• **Dataset excerpts**:
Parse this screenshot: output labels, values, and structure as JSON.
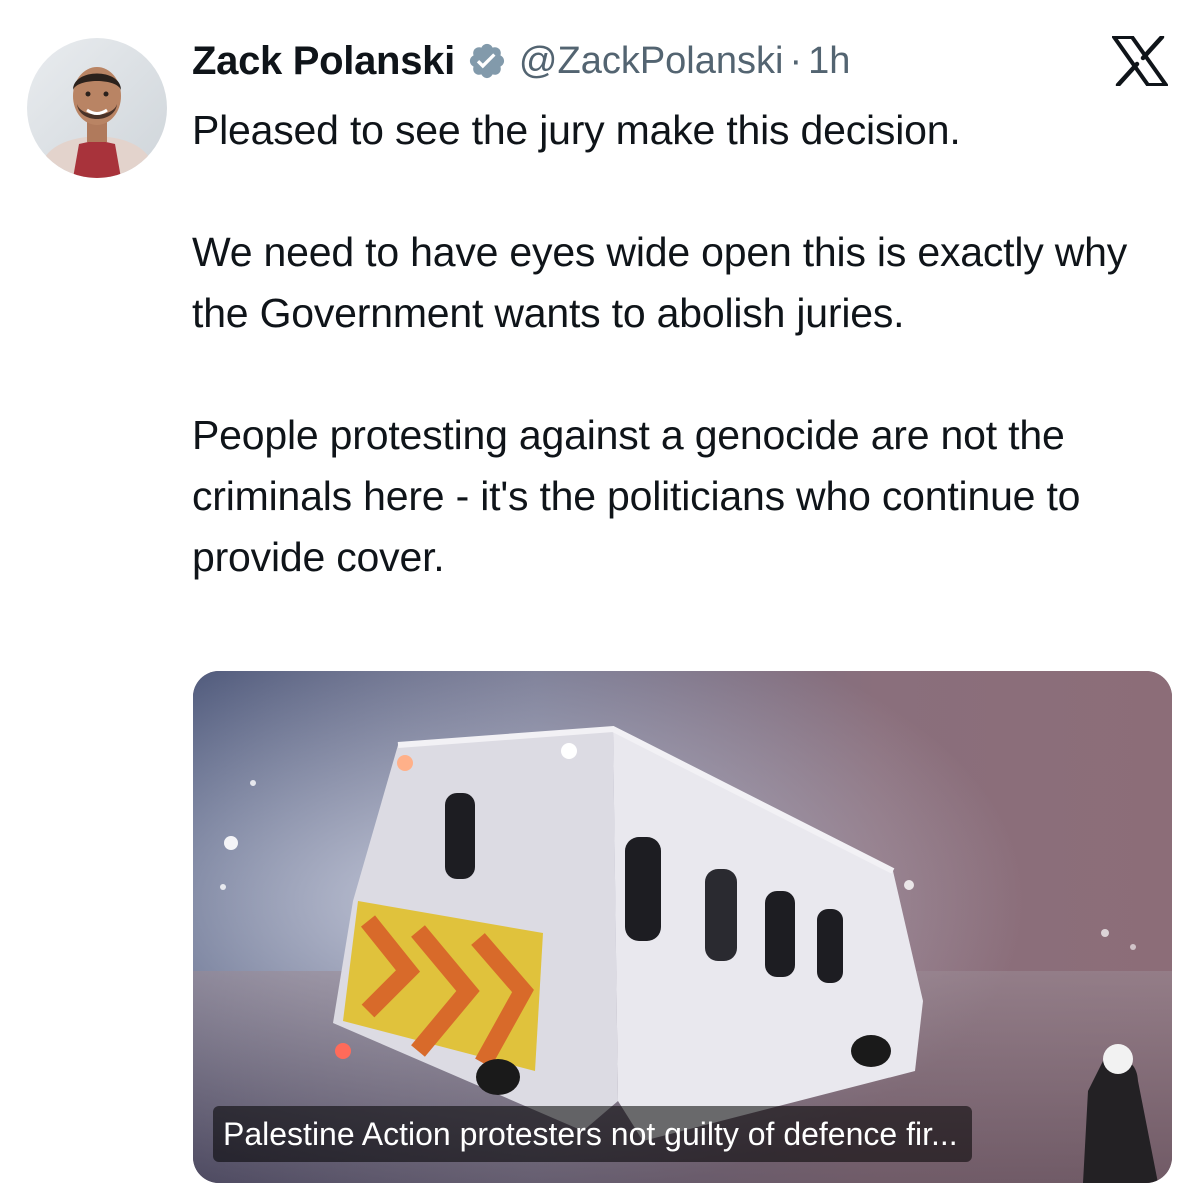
{
  "tweet": {
    "author": {
      "display_name": "Zack Polanski",
      "handle": "@ZackPolanski",
      "verified": true
    },
    "separator": "·",
    "time": "1h",
    "paragraphs": [
      "Pleased to see the jury make this decision.",
      "We need to have eyes wide open this is exactly why the Government wants to abolish juries.",
      "People protesting against a genocide are not the criminals here - it's the politicians who continue to provide cover."
    ],
    "media": {
      "caption": "Palestine Action protesters not guilty of defence fir..."
    }
  },
  "icons": {
    "verified": "verified-badge-icon",
    "platform": "x-logo-icon"
  },
  "colors": {
    "text": "#0f1419",
    "secondary": "#536471",
    "verified": "#829aab"
  }
}
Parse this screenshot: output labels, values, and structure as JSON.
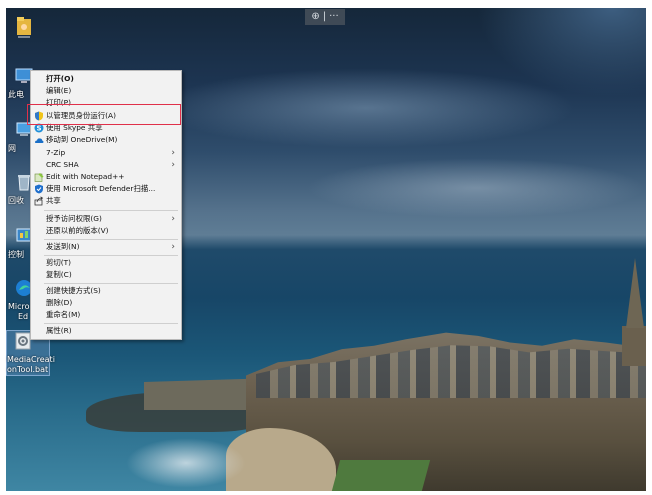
{
  "toolbar": {
    "zoom_icon": "⊕",
    "divider": "|",
    "more": "···"
  },
  "desktop_icons": [
    {
      "label": "此电"
    },
    {
      "label": "网"
    },
    {
      "label": "回收"
    },
    {
      "label": "控制"
    },
    {
      "label1": "Micro",
      "label2": "Ed"
    },
    {
      "label1": "MediaCreati",
      "label2": "onTool.bat"
    }
  ],
  "menu": {
    "items": [
      {
        "label": "打开(O)"
      },
      {
        "label": "编辑(E)"
      },
      {
        "label": "打印(P)"
      },
      {
        "label": "以管理员身份运行(A)"
      },
      {
        "label": "使用 Skype 共享"
      },
      {
        "label": "移动到 OneDrive(M)"
      },
      {
        "label": "7-Zip"
      },
      {
        "label": "CRC SHA"
      },
      {
        "label": "Edit with Notepad++"
      },
      {
        "label": "使用 Microsoft Defender扫描..."
      },
      {
        "label": "共享"
      },
      {
        "label": "授予访问权限(G)"
      },
      {
        "label": "还原以前的版本(V)"
      },
      {
        "label": "发送到(N)"
      },
      {
        "label": "剪切(T)"
      },
      {
        "label": "复制(C)"
      },
      {
        "label": "创建快捷方式(S)"
      },
      {
        "label": "删除(D)"
      },
      {
        "label": "重命名(M)"
      },
      {
        "label": "属性(R)"
      }
    ],
    "arrow": "›"
  },
  "colors": {
    "highlight_border": "#e0304a",
    "menu_bg": "#f2f2f2"
  }
}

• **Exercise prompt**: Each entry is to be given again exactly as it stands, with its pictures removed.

• **Answer box**:
Parse this screenshot: output labels, values, and structure as JSON.
{
  "tweet": {
    "author": {
      "display_name": "Zack Polanski",
      "handle": "@ZackPolanski",
      "verified": true
    },
    "separator": "·",
    "time": "1h",
    "paragraphs": [
      "Pleased to see the jury make this decision.",
      "We need to have eyes wide open this is exactly why the Government wants to abolish juries.",
      "People protesting against a genocide are not the criminals here - it's the politicians who continue to provide cover."
    ],
    "media": {
      "caption": "Palestine Action protesters not guilty of defence fir..."
    }
  },
  "icons": {
    "verified": "verified-badge-icon",
    "platform": "x-logo-icon"
  },
  "colors": {
    "text": "#0f1419",
    "secondary": "#536471",
    "verified": "#829aab"
  }
}
Parse this screenshot: output labels, values, and structure as JSON.
{
  "toolbar": {
    "zoom_icon": "⊕",
    "divider": "|",
    "more": "···"
  },
  "desktop_icons": [
    {
      "label": "此电"
    },
    {
      "label": "网"
    },
    {
      "label": "回收"
    },
    {
      "label": "控制"
    },
    {
      "label1": "Micro",
      "label2": "Ed"
    },
    {
      "label1": "MediaCreati",
      "label2": "onTool.bat"
    }
  ],
  "menu": {
    "items": [
      {
        "label": "打开(O)"
      },
      {
        "label": "编辑(E)"
      },
      {
        "label": "打印(P)"
      },
      {
        "label": "以管理员身份运行(A)"
      },
      {
        "label": "使用 Skype 共享"
      },
      {
        "label": "移动到 OneDrive(M)"
      },
      {
        "label": "7-Zip"
      },
      {
        "label": "CRC SHA"
      },
      {
        "label": "Edit with Notepad++"
      },
      {
        "label": "使用 Microsoft Defender扫描..."
      },
      {
        "label": "共享"
      },
      {
        "label": "授予访问权限(G)"
      },
      {
        "label": "还原以前的版本(V)"
      },
      {
        "label": "发送到(N)"
      },
      {
        "label": "剪切(T)"
      },
      {
        "label": "复制(C)"
      },
      {
        "label": "创建快捷方式(S)"
      },
      {
        "label": "删除(D)"
      },
      {
        "label": "重命名(M)"
      },
      {
        "label": "属性(R)"
      }
    ],
    "arrow": "›"
  },
  "colors": {
    "highlight_border": "#e0304a",
    "menu_bg": "#f2f2f2"
  }
}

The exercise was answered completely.